- YOUR OBJECTIVE: All of the data below should be repeated exactly. Pictures should not be included.

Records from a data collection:
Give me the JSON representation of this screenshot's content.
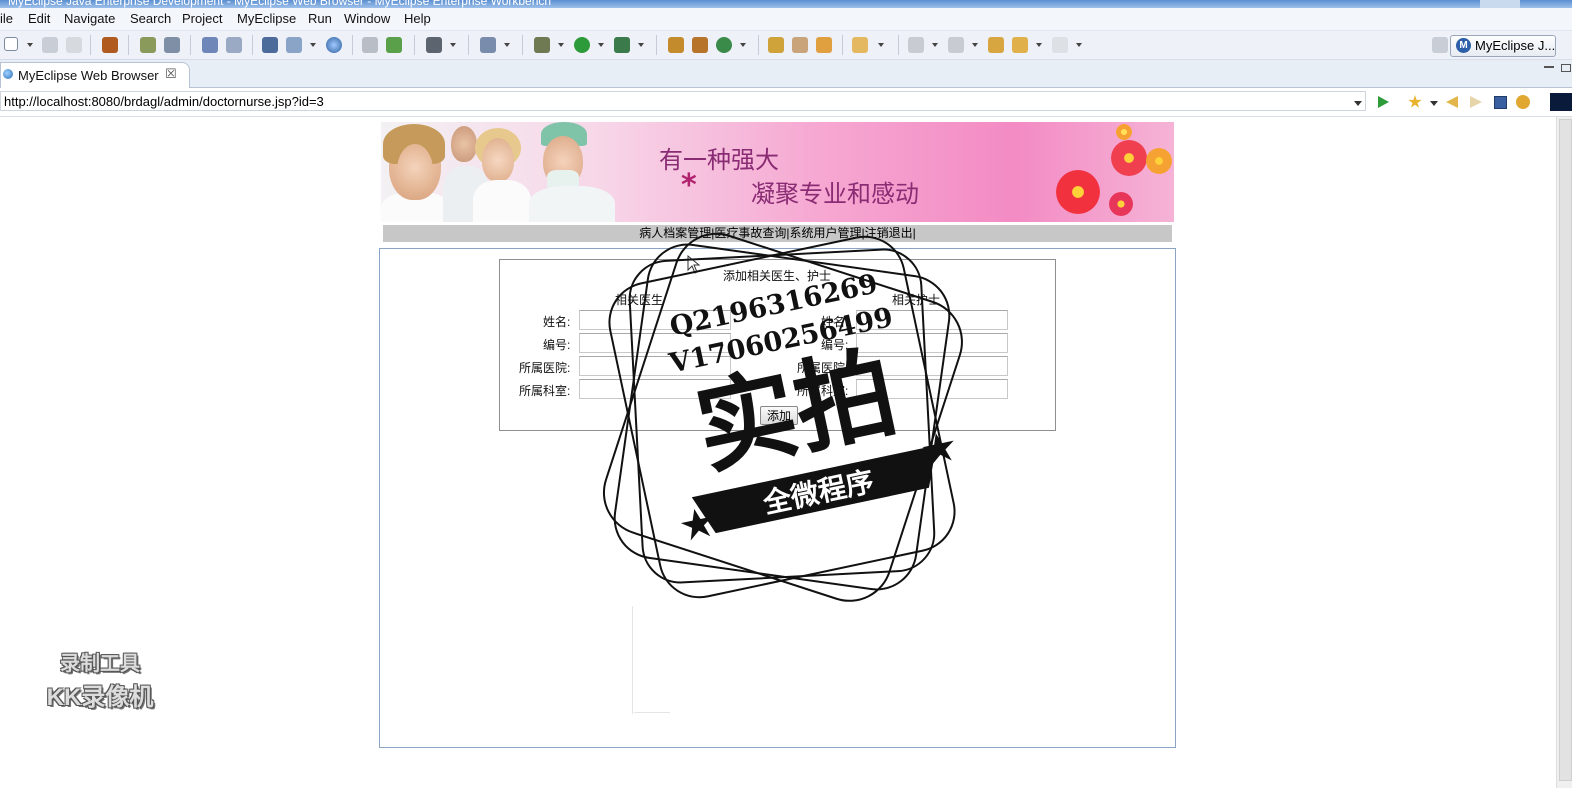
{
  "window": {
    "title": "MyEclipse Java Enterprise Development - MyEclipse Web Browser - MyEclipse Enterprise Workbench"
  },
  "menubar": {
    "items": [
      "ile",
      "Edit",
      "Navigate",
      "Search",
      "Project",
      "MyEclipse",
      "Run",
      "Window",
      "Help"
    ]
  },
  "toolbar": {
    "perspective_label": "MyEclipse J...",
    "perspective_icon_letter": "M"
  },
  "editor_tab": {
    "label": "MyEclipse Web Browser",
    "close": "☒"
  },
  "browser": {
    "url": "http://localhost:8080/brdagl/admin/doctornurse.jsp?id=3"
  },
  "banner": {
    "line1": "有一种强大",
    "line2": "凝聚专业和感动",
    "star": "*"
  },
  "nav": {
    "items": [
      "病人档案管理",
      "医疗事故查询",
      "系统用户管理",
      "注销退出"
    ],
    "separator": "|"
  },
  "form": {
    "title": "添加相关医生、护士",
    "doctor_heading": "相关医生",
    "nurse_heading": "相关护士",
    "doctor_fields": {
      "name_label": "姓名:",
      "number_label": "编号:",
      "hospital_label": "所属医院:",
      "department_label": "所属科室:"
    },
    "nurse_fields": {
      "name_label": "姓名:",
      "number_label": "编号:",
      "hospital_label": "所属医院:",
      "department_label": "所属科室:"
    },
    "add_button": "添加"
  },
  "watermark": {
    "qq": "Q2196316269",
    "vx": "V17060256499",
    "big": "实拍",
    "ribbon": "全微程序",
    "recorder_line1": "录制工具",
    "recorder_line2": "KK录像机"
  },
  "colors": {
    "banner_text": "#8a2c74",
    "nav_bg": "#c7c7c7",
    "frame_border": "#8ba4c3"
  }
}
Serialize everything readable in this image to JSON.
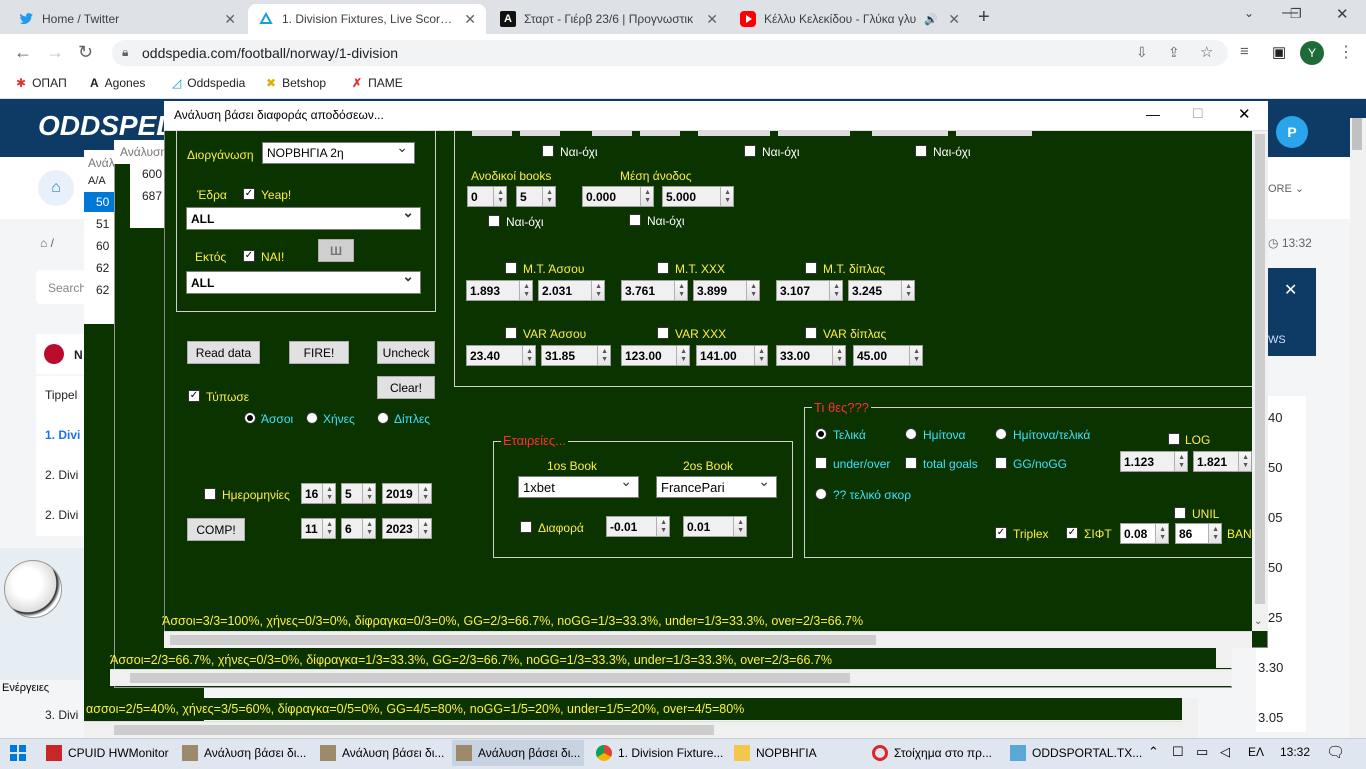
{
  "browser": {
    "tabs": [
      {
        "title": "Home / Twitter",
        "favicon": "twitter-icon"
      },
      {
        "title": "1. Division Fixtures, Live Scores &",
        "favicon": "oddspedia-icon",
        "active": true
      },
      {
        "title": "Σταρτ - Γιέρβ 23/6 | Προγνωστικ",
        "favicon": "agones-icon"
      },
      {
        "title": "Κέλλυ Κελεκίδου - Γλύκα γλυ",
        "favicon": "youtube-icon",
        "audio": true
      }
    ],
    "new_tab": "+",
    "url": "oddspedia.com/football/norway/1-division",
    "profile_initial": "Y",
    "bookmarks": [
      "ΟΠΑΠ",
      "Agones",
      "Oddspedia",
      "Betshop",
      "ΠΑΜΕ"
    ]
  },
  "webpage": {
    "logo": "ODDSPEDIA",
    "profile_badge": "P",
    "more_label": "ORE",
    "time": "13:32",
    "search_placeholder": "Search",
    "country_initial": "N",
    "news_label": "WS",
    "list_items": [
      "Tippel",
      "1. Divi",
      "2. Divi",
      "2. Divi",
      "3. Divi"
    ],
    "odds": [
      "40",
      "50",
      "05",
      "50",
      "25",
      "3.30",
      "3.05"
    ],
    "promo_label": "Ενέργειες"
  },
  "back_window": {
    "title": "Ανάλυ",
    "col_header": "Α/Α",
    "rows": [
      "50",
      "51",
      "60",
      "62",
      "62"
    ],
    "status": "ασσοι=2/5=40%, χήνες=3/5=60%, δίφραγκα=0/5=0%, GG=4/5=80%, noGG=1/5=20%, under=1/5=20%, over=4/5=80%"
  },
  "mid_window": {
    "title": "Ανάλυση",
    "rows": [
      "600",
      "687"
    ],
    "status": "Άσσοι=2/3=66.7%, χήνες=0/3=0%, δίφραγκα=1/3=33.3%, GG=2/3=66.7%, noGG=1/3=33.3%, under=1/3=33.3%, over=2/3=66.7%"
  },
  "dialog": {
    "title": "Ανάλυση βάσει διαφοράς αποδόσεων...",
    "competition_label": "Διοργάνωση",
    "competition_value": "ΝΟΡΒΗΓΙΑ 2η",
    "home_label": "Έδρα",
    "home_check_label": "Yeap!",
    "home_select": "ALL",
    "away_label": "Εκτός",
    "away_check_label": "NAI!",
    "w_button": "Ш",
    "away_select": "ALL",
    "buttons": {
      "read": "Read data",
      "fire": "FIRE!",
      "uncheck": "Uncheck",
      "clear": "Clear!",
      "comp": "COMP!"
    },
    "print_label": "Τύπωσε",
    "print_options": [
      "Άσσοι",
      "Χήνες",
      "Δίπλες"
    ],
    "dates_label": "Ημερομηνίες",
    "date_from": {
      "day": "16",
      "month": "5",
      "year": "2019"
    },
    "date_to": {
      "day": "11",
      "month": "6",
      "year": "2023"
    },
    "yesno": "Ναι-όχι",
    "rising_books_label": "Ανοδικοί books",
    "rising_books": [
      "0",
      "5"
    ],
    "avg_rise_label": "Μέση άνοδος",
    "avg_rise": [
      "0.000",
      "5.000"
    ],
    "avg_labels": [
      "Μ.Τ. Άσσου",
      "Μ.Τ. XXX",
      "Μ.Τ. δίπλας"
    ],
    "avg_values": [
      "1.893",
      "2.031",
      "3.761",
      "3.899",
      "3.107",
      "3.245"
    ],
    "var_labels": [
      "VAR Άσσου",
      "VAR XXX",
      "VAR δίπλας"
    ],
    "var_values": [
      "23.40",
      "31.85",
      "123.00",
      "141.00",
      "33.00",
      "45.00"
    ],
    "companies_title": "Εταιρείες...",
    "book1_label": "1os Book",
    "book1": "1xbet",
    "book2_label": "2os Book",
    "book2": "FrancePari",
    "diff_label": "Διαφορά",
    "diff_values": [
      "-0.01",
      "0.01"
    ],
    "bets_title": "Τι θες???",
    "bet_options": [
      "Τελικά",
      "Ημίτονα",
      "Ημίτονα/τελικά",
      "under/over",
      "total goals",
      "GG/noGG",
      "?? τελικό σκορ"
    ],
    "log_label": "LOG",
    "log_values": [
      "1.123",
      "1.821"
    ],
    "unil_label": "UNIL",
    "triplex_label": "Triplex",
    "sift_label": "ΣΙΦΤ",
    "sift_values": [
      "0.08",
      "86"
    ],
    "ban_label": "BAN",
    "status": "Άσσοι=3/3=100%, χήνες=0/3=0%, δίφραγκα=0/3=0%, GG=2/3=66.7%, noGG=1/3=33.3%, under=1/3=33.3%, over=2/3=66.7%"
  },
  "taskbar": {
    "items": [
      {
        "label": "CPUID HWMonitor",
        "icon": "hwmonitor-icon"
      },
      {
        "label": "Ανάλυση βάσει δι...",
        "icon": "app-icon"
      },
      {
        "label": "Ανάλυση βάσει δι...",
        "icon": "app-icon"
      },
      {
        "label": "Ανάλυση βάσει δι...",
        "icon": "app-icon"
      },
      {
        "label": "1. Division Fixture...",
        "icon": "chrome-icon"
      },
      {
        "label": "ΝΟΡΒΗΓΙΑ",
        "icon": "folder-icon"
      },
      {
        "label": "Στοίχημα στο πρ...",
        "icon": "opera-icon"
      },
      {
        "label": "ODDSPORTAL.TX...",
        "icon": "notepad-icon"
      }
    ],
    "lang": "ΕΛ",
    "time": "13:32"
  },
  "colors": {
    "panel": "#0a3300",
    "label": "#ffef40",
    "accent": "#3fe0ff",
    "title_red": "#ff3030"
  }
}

- ANSWER FOR THIS EXERCISE:
Give me the JSON representation of this screenshot's content.
{
  "window": {
    "title": "MyEclipse Java Enterprise Development - MyEclipse Web Browser - MyEclipse Enterprise Workbench"
  },
  "menubar": {
    "items": [
      "ile",
      "Edit",
      "Navigate",
      "Search",
      "Project",
      "MyEclipse",
      "Run",
      "Window",
      "Help"
    ]
  },
  "toolbar": {
    "perspective_label": "MyEclipse J...",
    "perspective_icon_letter": "M"
  },
  "editor_tab": {
    "label": "MyEclipse Web Browser",
    "close": "☒"
  },
  "browser": {
    "url": "http://localhost:8080/brdagl/admin/doctornurse.jsp?id=3"
  },
  "banner": {
    "line1": "有一种强大",
    "line2": "凝聚专业和感动",
    "star": "*"
  },
  "nav": {
    "items": [
      "病人档案管理",
      "医疗事故查询",
      "系统用户管理",
      "注销退出"
    ],
    "separator": "|"
  },
  "form": {
    "title": "添加相关医生、护士",
    "doctor_heading": "相关医生",
    "nurse_heading": "相关护士",
    "doctor_fields": {
      "name_label": "姓名:",
      "number_label": "编号:",
      "hospital_label": "所属医院:",
      "department_label": "所属科室:"
    },
    "nurse_fields": {
      "name_label": "姓名:",
      "number_label": "编号:",
      "hospital_label": "所属医院:",
      "department_label": "所属科室:"
    },
    "add_button": "添加"
  },
  "watermark": {
    "qq": "Q2196316269",
    "vx": "V17060256499",
    "big": "实拍",
    "ribbon": "全微程序",
    "recorder_line1": "录制工具",
    "recorder_line2": "KK录像机"
  },
  "colors": {
    "banner_text": "#8a2c74",
    "nav_bg": "#c7c7c7",
    "frame_border": "#8ba4c3"
  }
}
Serialize everything readable in this image to JSON.
{
  "browser": {
    "tabs": [
      {
        "title": "Home / Twitter",
        "favicon": "twitter-icon"
      },
      {
        "title": "1. Division Fixtures, Live Scores &",
        "favicon": "oddspedia-icon",
        "active": true
      },
      {
        "title": "Σταρτ - Γιέρβ 23/6 | Προγνωστικ",
        "favicon": "agones-icon"
      },
      {
        "title": "Κέλλυ Κελεκίδου - Γλύκα γλυ",
        "favicon": "youtube-icon",
        "audio": true
      }
    ],
    "new_tab": "+",
    "url": "oddspedia.com/football/norway/1-division",
    "profile_initial": "Y",
    "bookmarks": [
      "ΟΠΑΠ",
      "Agones",
      "Oddspedia",
      "Betshop",
      "ΠΑΜΕ"
    ]
  },
  "webpage": {
    "logo": "ODDSPEDIA",
    "profile_badge": "P",
    "more_label": "ORE",
    "time": "13:32",
    "search_placeholder": "Search",
    "country_initial": "N",
    "news_label": "WS",
    "list_items": [
      "Tippel",
      "1. Divi",
      "2. Divi",
      "2. Divi",
      "3. Divi"
    ],
    "odds": [
      "40",
      "50",
      "05",
      "50",
      "25",
      "3.30",
      "3.05"
    ],
    "promo_label": "Ενέργειες"
  },
  "back_window": {
    "title": "Ανάλυ",
    "col_header": "Α/Α",
    "rows": [
      "50",
      "51",
      "60",
      "62",
      "62"
    ],
    "status": "ασσοι=2/5=40%, χήνες=3/5=60%, δίφραγκα=0/5=0%, GG=4/5=80%, noGG=1/5=20%, under=1/5=20%, over=4/5=80%"
  },
  "mid_window": {
    "title": "Ανάλυση",
    "rows": [
      "600",
      "687"
    ],
    "status": "Άσσοι=2/3=66.7%, χήνες=0/3=0%, δίφραγκα=1/3=33.3%, GG=2/3=66.7%, noGG=1/3=33.3%, under=1/3=33.3%, over=2/3=66.7%"
  },
  "dialog": {
    "title": "Ανάλυση βάσει διαφοράς αποδόσεων...",
    "competition_label": "Διοργάνωση",
    "competition_value": "ΝΟΡΒΗΓΙΑ 2η",
    "home_label": "Έδρα",
    "home_check_label": "Yeap!",
    "home_select": "ALL",
    "away_label": "Εκτός",
    "away_check_label": "NAI!",
    "w_button": "Ш",
    "away_select": "ALL",
    "buttons": {
      "read": "Read data",
      "fire": "FIRE!",
      "uncheck": "Uncheck",
      "clear": "Clear!",
      "comp": "COMP!"
    },
    "print_label": "Τύπωσε",
    "print_options": [
      "Άσσοι",
      "Χήνες",
      "Δίπλες"
    ],
    "dates_label": "Ημερομηνίες",
    "date_from": {
      "day": "16",
      "month": "5",
      "year": "2019"
    },
    "date_to": {
      "day": "11",
      "month": "6",
      "year": "2023"
    },
    "yesno": "Ναι-όχι",
    "rising_books_label": "Ανοδικοί books",
    "rising_books": [
      "0",
      "5"
    ],
    "avg_rise_label": "Μέση άνοδος",
    "avg_rise": [
      "0.000",
      "5.000"
    ],
    "avg_labels": [
      "Μ.Τ. Άσσου",
      "Μ.Τ. XXX",
      "Μ.Τ. δίπλας"
    ],
    "avg_values": [
      "1.893",
      "2.031",
      "3.761",
      "3.899",
      "3.107",
      "3.245"
    ],
    "var_labels": [
      "VAR Άσσου",
      "VAR XXX",
      "VAR δίπλας"
    ],
    "var_values": [
      "23.40",
      "31.85",
      "123.00",
      "141.00",
      "33.00",
      "45.00"
    ],
    "companies_title": "Εταιρείες...",
    "book1_label": "1os Book",
    "book1": "1xbet",
    "book2_label": "2os Book",
    "book2": "FrancePari",
    "diff_label": "Διαφορά",
    "diff_values": [
      "-0.01",
      "0.01"
    ],
    "bets_title": "Τι θες???",
    "bet_options": [
      "Τελικά",
      "Ημίτονα",
      "Ημίτονα/τελικά",
      "under/over",
      "total goals",
      "GG/noGG",
      "?? τελικό σκορ"
    ],
    "log_label": "LOG",
    "log_values": [
      "1.123",
      "1.821"
    ],
    "unil_label": "UNIL",
    "triplex_label": "Triplex",
    "sift_label": "ΣΙΦΤ",
    "sift_values": [
      "0.08",
      "86"
    ],
    "ban_label": "BAN",
    "status": "Άσσοι=3/3=100%, χήνες=0/3=0%, δίφραγκα=0/3=0%, GG=2/3=66.7%, noGG=1/3=33.3%, under=1/3=33.3%, over=2/3=66.7%"
  },
  "taskbar": {
    "items": [
      {
        "label": "CPUID HWMonitor",
        "icon": "hwmonitor-icon"
      },
      {
        "label": "Ανάλυση βάσει δι...",
        "icon": "app-icon"
      },
      {
        "label": "Ανάλυση βάσει δι...",
        "icon": "app-icon"
      },
      {
        "label": "Ανάλυση βάσει δι...",
        "icon": "app-icon"
      },
      {
        "label": "1. Division Fixture...",
        "icon": "chrome-icon"
      },
      {
        "label": "ΝΟΡΒΗΓΙΑ",
        "icon": "folder-icon"
      },
      {
        "label": "Στοίχημα στο πρ...",
        "icon": "opera-icon"
      },
      {
        "label": "ODDSPORTAL.TX...",
        "icon": "notepad-icon"
      }
    ],
    "lang": "ΕΛ",
    "time": "13:32"
  },
  "colors": {
    "panel": "#0a3300",
    "label": "#ffef40",
    "accent": "#3fe0ff",
    "title_red": "#ff3030"
  }
}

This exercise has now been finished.